New powers have been approved that will give Oxfordshire County Council more control over roadworks.

Each year thousands of days-worth of disruption are caused on the roads by repairs and installation of new infrastructure.

From December the council will introduce a new system that means companies wanting to work on roads around Oxfordshire will have to apply and pay for a permit in order to work on the highway.

These will clearly set out how the work will be done, the duration, times of work and how traffic will be managed. When there are clashes between different sets of work the council will also require companies to collaborate more closely to minimise disruption.

Companies that need to work on the roads will benefit from the fact that securing a permit means that they have effectively booked the road space that they need. The permit scheme operates to conditions that are the same across the UK, meaning it will be easier to work consistently across council borders.

While the council will have the power to refuse permission for planned work to take place if it believes the proposed timings or planned approach will cause unnecessary disruption, emergency unplanned work needed for things such as pipe bursts will be unaffected.

Less days of disruption

Until now the county council has had a system of ‘noticing’ which relied on mutual cooperation between anyone needing to work in the road and the council.

Because of this, over-running or badly managed work has been difficult to deal with effectively due to the limited sanctions available to the county council.

Under the new permit scheme, the county council will have greater ability to manage and control works on the highway as well as enhancing the existing relationships with works promoters to the benefit of all involved including the travelling public.

Better for all and less ‘hassle factor’

The council’s highways team hope to achieve:

· A reduction in roadwork duration - removing around 8,900 days of work from Oxfordshire’s roads annually – around a 10% reduction

· Improved quality of works completed and enforcement of failed works.

· Improved coordination and management

· Less ‘hassle factor’ such as additional journey planning and inconvenience from works put on the travelling public.

Powers to step in if things go wrong

County Councillor Yvonne Constance, Cabinet member for Environment, said: “Roadworks are always essential to making sure everyone has water, gas, electricity and broadband supplies while repairs and resurfacing mean that people are able to get around.

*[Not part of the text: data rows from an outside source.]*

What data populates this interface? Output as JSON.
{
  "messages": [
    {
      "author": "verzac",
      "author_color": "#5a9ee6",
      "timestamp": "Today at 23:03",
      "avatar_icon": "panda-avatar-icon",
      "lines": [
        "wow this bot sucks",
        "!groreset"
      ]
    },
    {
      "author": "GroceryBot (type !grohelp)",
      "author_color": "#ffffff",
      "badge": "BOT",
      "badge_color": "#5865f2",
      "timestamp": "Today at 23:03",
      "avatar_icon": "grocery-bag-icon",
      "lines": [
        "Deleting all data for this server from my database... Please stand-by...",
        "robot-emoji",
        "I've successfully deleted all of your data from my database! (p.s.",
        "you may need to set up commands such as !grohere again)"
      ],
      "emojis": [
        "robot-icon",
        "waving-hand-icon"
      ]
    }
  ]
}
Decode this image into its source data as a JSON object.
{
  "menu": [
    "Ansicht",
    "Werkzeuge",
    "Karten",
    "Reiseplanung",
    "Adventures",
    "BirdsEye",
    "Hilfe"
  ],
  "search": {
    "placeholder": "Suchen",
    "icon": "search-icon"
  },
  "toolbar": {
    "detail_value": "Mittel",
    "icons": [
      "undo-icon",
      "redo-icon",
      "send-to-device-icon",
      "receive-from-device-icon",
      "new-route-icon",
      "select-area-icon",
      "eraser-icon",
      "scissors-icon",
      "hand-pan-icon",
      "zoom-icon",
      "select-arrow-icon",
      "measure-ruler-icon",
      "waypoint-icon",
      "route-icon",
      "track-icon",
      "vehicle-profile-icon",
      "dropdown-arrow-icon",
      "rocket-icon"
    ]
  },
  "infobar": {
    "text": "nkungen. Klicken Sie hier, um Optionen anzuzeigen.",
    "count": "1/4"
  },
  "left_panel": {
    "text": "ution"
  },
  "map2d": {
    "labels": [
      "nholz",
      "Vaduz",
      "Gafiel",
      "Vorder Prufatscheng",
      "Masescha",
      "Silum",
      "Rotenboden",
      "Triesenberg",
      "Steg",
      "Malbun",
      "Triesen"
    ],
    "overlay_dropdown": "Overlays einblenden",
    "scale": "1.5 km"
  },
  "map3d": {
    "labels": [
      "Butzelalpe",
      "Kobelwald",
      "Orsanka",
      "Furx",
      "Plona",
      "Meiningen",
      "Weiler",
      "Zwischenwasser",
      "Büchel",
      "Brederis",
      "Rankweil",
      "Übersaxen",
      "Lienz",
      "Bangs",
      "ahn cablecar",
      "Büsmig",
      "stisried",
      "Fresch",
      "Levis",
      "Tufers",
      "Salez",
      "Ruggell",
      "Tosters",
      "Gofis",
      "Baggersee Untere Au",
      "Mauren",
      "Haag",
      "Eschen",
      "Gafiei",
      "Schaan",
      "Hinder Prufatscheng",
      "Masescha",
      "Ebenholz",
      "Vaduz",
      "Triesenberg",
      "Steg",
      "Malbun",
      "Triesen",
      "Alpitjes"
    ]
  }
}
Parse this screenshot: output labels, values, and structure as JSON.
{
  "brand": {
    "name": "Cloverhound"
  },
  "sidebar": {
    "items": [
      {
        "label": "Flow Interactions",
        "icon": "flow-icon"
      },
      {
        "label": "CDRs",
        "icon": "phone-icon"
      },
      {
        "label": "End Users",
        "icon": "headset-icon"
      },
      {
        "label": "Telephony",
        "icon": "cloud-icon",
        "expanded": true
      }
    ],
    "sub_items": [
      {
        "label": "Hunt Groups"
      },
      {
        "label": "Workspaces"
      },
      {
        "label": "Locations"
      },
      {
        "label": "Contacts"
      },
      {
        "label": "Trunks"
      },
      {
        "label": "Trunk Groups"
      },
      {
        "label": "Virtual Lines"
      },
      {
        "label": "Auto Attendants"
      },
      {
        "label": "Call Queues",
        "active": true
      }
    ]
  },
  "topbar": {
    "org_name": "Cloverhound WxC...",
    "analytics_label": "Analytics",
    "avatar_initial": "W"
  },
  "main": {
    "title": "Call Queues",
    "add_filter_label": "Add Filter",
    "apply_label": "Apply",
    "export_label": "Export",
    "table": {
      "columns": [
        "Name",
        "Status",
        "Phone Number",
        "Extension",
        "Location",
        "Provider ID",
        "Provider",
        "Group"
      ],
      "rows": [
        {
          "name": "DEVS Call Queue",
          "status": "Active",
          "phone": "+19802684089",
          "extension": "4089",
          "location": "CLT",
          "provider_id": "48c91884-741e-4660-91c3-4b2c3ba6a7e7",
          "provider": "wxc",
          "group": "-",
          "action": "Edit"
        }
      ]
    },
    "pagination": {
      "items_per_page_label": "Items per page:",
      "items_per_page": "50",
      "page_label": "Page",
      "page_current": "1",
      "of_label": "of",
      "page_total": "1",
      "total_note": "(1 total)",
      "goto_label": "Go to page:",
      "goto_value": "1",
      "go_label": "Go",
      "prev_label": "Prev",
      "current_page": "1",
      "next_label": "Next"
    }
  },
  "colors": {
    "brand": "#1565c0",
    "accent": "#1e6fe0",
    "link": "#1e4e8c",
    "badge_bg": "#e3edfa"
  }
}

“People get frustrated when their journeys are interrupted by road works and, while essential disruption can’t be avoided, we need the powers to step in when things go on too long or aren’t being managed as they should be.

“In the past we have worked quite well with companies and work closely to coordinate roadworks. But when things don’t go to plan our powers have been limited – now we will have incentives for work to be done on time and teeth to take action when it’s not.”

It is expected that income from the permit scheme, around £1m a year, will cover its costs. The scheme will piloted in December with the full scheme, including charges and enforcement, is expected to begin in February 2020.